## What if P re-used $r$ between iterations?

$P$ should be careful to not re-use $r$ between iterations because that could accidentally give away the secret! Here is a scenario where $V$ could extract the secret if $P$ isn’t careful

1. $P$ generates $r$ and sends $s = r^2$ to $V$.
2. $V$ sends $b=0$ to $P$ and $P$ sends back $z_1=r$
3. $V$ verifies $z_1^2 = s$ and continues to the next iteration
4. $P$ uses the same $r$ and sends $s = r^2$ to $V$
5. $V$ sends $b=1$ to $P$ and $P$ sends back $z_2=r*x$
6. Now $V$ has both $z_1$ and $z_2$ and can compute the secret as $\frac{z_2}{z_1} = \frac{r*x}{r} = x$

## What does the quadratic residue protocol achieve?
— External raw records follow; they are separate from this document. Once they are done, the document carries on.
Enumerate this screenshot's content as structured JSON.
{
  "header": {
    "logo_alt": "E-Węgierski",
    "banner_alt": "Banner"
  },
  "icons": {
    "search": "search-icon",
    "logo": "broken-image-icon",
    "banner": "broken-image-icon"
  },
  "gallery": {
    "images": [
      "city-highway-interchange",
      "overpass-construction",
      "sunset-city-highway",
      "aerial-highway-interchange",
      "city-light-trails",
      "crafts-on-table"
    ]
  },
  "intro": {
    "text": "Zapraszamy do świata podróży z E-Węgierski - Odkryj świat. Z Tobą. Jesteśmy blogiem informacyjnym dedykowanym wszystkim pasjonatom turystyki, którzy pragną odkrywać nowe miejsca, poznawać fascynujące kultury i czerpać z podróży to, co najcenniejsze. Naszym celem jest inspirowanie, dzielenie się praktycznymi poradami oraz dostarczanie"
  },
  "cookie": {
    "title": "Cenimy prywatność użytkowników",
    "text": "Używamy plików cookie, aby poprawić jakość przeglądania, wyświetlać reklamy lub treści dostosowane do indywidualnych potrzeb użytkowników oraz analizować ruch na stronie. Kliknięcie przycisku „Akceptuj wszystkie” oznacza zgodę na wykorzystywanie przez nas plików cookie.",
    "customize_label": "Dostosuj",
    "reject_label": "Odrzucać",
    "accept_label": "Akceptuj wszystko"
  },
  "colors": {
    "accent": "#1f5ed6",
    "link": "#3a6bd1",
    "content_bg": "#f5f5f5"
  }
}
In the words of Professor Goldwasser, $P$ convinces $V$ not by proving the statement but by proving that it could prove the statement if it wanted to. I’m still trying to wrap my head around that one…

# Conclusion

I hope this article made the quadratic residue example a bit less confusing. If, like me, this is your first foray into zero knowledge and your entire conception of what a proof is and what it means to prove something is upending, buckle up. I have a feeling it just gets more mind-blowing from here.

## Where I’m going from here

I’d like to do another exercise based on the first lecture to deepen my understanding. The first example showed how to prove to a blind verifier that a piece of paper was made of two different colors. I’d like to apply the simulation paradigm to that example to formally show that it’s PZK (Perfect Zero Knowledge). Keep an eye out for that article.

Written on February 5, 2023